• **Data listing**:
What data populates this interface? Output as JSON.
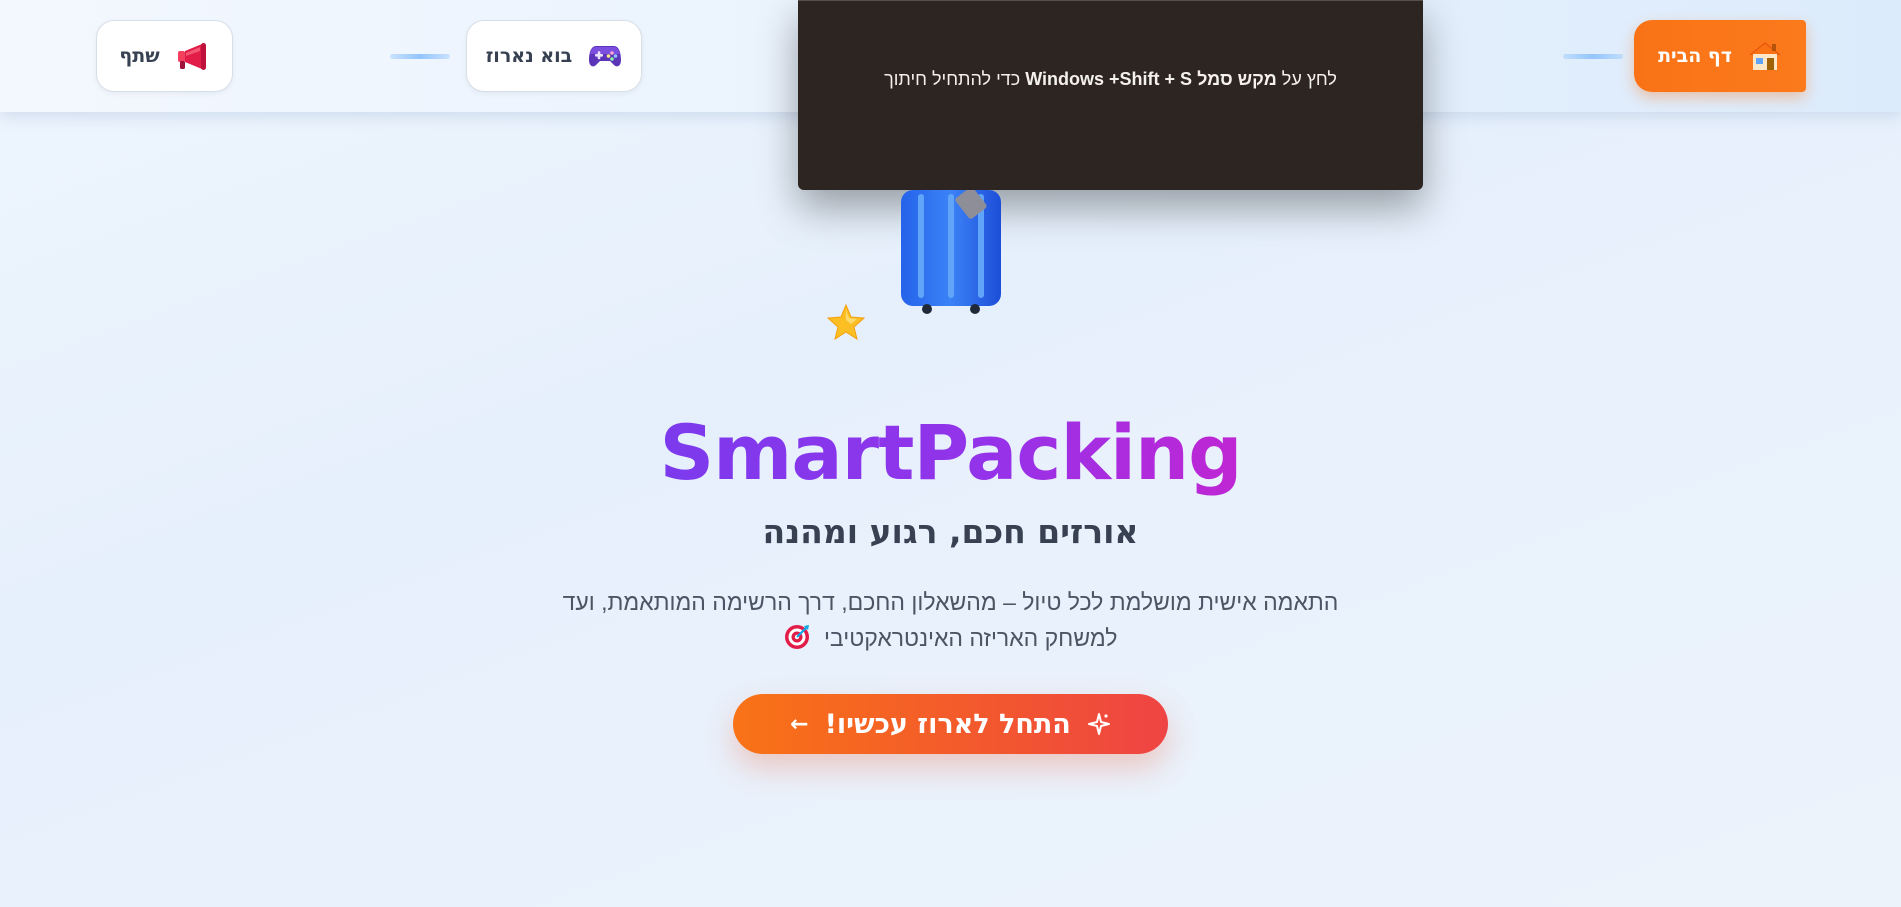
{
  "nav": {
    "share_label": "שתף",
    "share_icon": "megaphone-icon",
    "game_label": "בוא נארוז",
    "game_icon": "gamepad-icon",
    "home_label": "דף הבית",
    "home_icon": "house-icon"
  },
  "snipping_overlay": {
    "text_1": "לחץ על ",
    "key_name": "מקש סמל",
    "text_2": " Windows +Shift + S",
    "text_3": " כדי להתחיל חיתוך"
  },
  "hero": {
    "illustration": "suitcase-icon",
    "sparkle": "star-icon",
    "brand": "SmartPacking",
    "subtitle": "אורזים חכם, רגוע ומהנה",
    "description_line1": "התאמה אישית מושלמת לכל טיול – מהשאלון החכם, דרך הרשימה המותאמת, ועד",
    "description_line2": "למשחק האריזה האינטראקטיבי",
    "description_icon": "target-icon",
    "cta_label": "התחל לארוז עכשיו!",
    "cta_arrow": "←",
    "cta_icon": "sparkle-icon"
  },
  "colors": {
    "accent_orange": "#f97316",
    "brand_purple": "#7c3aed",
    "brand_magenta": "#c026d3",
    "cta_red": "#ef4444"
  }
}
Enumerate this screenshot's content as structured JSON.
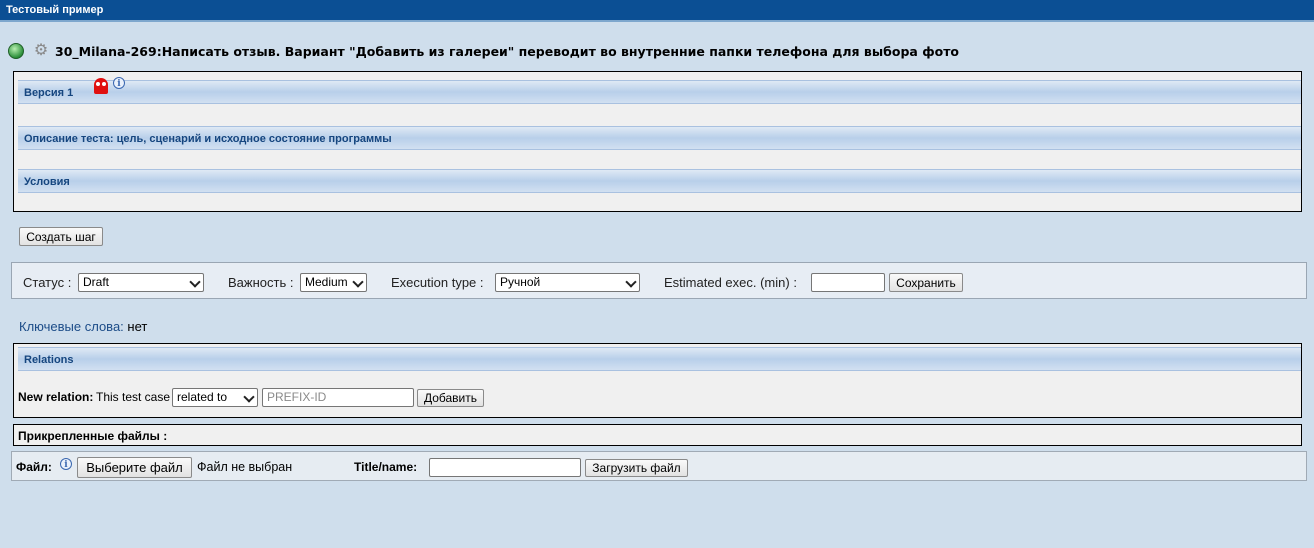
{
  "window": {
    "title": "Тестовый пример"
  },
  "header": {
    "title": "30_Milana-269:Написать отзыв. Вариант \"Добавить из галереи\" переводит во внутренние папки телефона для выбора фото",
    "icons": [
      "globe-icon",
      "gear-icon"
    ]
  },
  "sections": {
    "version": "Версия 1",
    "description": "Описание теста: цель, сценарий и исходное состояние программы",
    "conditions": "Условия"
  },
  "actions": {
    "create_step": "Создать шаг"
  },
  "fields": {
    "status_label": "Статус :",
    "status_value": "Draft",
    "importance_label": "Важность :",
    "importance_value": "Medium",
    "exec_type_label": "Execution type :",
    "exec_type_value": "Ручной",
    "estimated_label": "Estimated exec. (min) :",
    "estimated_value": "",
    "save_button": "Сохранить"
  },
  "keywords": {
    "label": "Ключевые слова:",
    "value": "нет"
  },
  "relations": {
    "title": "Relations",
    "new_relation_label": "New relation:",
    "this_test_case": "This test case",
    "relation_type": "related to",
    "id_placeholder": "PREFIX-ID",
    "add_button": "Добавить"
  },
  "attachments": {
    "title": "Прикрепленные файлы :",
    "file_label": "Файл:",
    "choose_button": "Выберите файл",
    "no_file": "Файл не выбран",
    "title_name_label": "Title/name:",
    "upload_button": "Загрузить файл"
  },
  "colors": {
    "topbar": "#0b4f94",
    "background": "#cfdeec",
    "section_text": "#16467f",
    "link": "#1c4c88"
  }
}
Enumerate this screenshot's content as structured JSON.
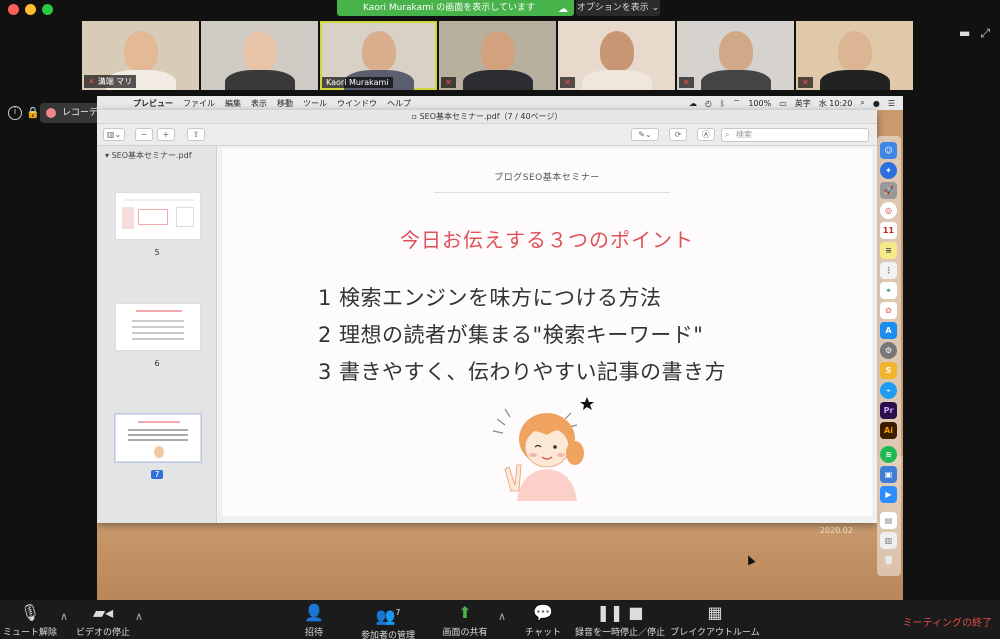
{
  "zoom": {
    "share_banner": "Kaori Murakami の画面を表示しています",
    "options_label": "オプションを表示",
    "recording_label": "レコーディング...",
    "participants": [
      {
        "name": "溝端 マリ",
        "muted": true
      },
      {
        "name": "",
        "muted": false
      },
      {
        "name": "Kaori Murakami",
        "muted": false,
        "active": true
      },
      {
        "name": "",
        "muted": true
      },
      {
        "name": "",
        "muted": true
      },
      {
        "name": "",
        "muted": true
      },
      {
        "name": "",
        "muted": true
      }
    ],
    "controls": {
      "unmute": "ミュート解除",
      "stop_video": "ビデオの停止",
      "invite": "招待",
      "manage_participants": "参加者の管理",
      "participants_count": "7",
      "share_screen": "画面の共有",
      "chat": "チャット",
      "pause_recording": "録音を一時停止／停止",
      "breakout": "ブレイクアウトルーム",
      "end_meeting": "ミーティングの終了"
    }
  },
  "mac": {
    "menu": [
      "プレビュー",
      "ファイル",
      "編集",
      "表示",
      "移動",
      "ツール",
      "ウインドウ",
      "ヘルプ"
    ],
    "battery": "100%",
    "input_method": "英字",
    "clock": "水 10:20",
    "desktop_stamp": "2020.02"
  },
  "preview": {
    "window_title": "SEO基本セミナー.pdf（7 / 40ページ）",
    "search_placeholder": "検索",
    "sidebar_file": "SEO基本セミナー.pdf",
    "thumbnails": [
      {
        "num": "5",
        "selected": false
      },
      {
        "num": "6",
        "selected": false
      },
      {
        "num": "7",
        "selected": true
      }
    ]
  },
  "slide": {
    "subtitle": "ブログSEO基本セミナー",
    "title": "今日お伝えする３つのポイント",
    "points": [
      "1  検索エンジンを味方につける方法",
      "2  理想の読者が集まる\"検索キーワード\"",
      "3  書きやすく、伝わりやすい記事の書き方"
    ]
  },
  "colors": {
    "zoom_green": "#47b34a",
    "accent_red": "#e0525a",
    "active_border": "#d3d63a",
    "end_red": "#e54d4d"
  }
}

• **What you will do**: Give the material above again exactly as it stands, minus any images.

• **Solution to this problem**:
What data populates this interface? Output as JSON.
{
  "nav": {
    "share_label": "שתף",
    "share_icon": "megaphone-icon",
    "game_label": "בוא נארוז",
    "game_icon": "gamepad-icon",
    "home_label": "דף הבית",
    "home_icon": "house-icon"
  },
  "snipping_overlay": {
    "text_1": "לחץ על ",
    "key_name": "מקש סמל",
    "text_2": " Windows +Shift + S",
    "text_3": " כדי להתחיל חיתוך"
  },
  "hero": {
    "illustration": "suitcase-icon",
    "sparkle": "star-icon",
    "brand": "SmartPacking",
    "subtitle": "אורזים חכם, רגוע ומהנה",
    "description_line1": "התאמה אישית מושלמת לכל טיול – מהשאלון החכם, דרך הרשימה המותאמת, ועד",
    "description_line2": "למשחק האריזה האינטראקטיבי",
    "description_icon": "target-icon",
    "cta_label": "התחל לארוז עכשיו!",
    "cta_arrow": "←",
    "cta_icon": "sparkle-icon"
  },
  "colors": {
    "accent_orange": "#f97316",
    "brand_purple": "#7c3aed",
    "brand_magenta": "#c026d3",
    "cta_red": "#ef4444"
  }
}
Enumerate this screenshot's content as structured JSON.
{
  "window": {
    "title": "Тестовый пример"
  },
  "header": {
    "title": "30_Milana-269:Написать отзыв. Вариант \"Добавить из галереи\" переводит во внутренние папки телефона для выбора фото",
    "icons": [
      "globe-icon",
      "gear-icon"
    ]
  },
  "sections": {
    "version": "Версия 1",
    "description": "Описание теста: цель, сценарий и исходное состояние программы",
    "conditions": "Условия"
  },
  "actions": {
    "create_step": "Создать шаг"
  },
  "fields": {
    "status_label": "Статус :",
    "status_value": "Draft",
    "importance_label": "Важность :",
    "importance_value": "Medium",
    "exec_type_label": "Execution type :",
    "exec_type_value": "Ручной",
    "estimated_label": "Estimated exec. (min) :",
    "estimated_value": "",
    "save_button": "Сохранить"
  },
  "keywords": {
    "label": "Ключевые слова:",
    "value": "нет"
  },
  "relations": {
    "title": "Relations",
    "new_relation_label": "New relation:",
    "this_test_case": "This test case",
    "relation_type": "related to",
    "id_placeholder": "PREFIX-ID",
    "add_button": "Добавить"
  },
  "attachments": {
    "title": "Прикрепленные файлы :",
    "file_label": "Файл:",
    "choose_button": "Выберите файл",
    "no_file": "Файл не выбран",
    "title_name_label": "Title/name:",
    "upload_button": "Загрузить файл"
  },
  "colors": {
    "topbar": "#0b4f94",
    "background": "#cfdeec",
    "section_text": "#16467f",
    "link": "#1c4c88"
  }
}
Enumerate this screenshot's content as structured JSON.
{
  "zoom": {
    "share_banner": "Kaori Murakami の画面を表示しています",
    "options_label": "オプションを表示",
    "recording_label": "レコーディング...",
    "participants": [
      {
        "name": "溝端 マリ",
        "muted": true
      },
      {
        "name": "",
        "muted": false
      },
      {
        "name": "Kaori Murakami",
        "muted": false,
        "active": true
      },
      {
        "name": "",
        "muted": true
      },
      {
        "name": "",
        "muted": true
      },
      {
        "name": "",
        "muted": true
      },
      {
        "name": "",
        "muted": true
      }
    ],
    "controls": {
      "unmute": "ミュート解除",
      "stop_video": "ビデオの停止",
      "invite": "招待",
      "manage_participants": "参加者の管理",
      "participants_count": "7",
      "share_screen": "画面の共有",
      "chat": "チャット",
      "pause_recording": "録音を一時停止／停止",
      "breakout": "ブレイクアウトルーム",
      "end_meeting": "ミーティングの終了"
    }
  },
  "mac": {
    "menu": [
      "プレビュー",
      "ファイル",
      "編集",
      "表示",
      "移動",
      "ツール",
      "ウインドウ",
      "ヘルプ"
    ],
    "battery": "100%",
    "input_method": "英字",
    "clock": "水 10:20",
    "desktop_stamp": "2020.02"
  },
  "preview": {
    "window_title": "SEO基本セミナー.pdf（7 / 40ページ）",
    "search_placeholder": "検索",
    "sidebar_file": "SEO基本セミナー.pdf",
    "thumbnails": [
      {
        "num": "5",
        "selected": false
      },
      {
        "num": "6",
        "selected": false
      },
      {
        "num": "7",
        "selected": true
      }
    ]
  },
  "slide": {
    "subtitle": "ブログSEO基本セミナー",
    "title": "今日お伝えする３つのポイント",
    "points": [
      "1  検索エンジンを味方につける方法",
      "2  理想の読者が集まる\"検索キーワード\"",
      "3  書きやすく、伝わりやすい記事の書き方"
    ]
  },
  "colors": {
    "zoom_green": "#47b34a",
    "accent_red": "#e0525a",
    "active_border": "#d3d63a",
    "end_red": "#e54d4d"
  }
}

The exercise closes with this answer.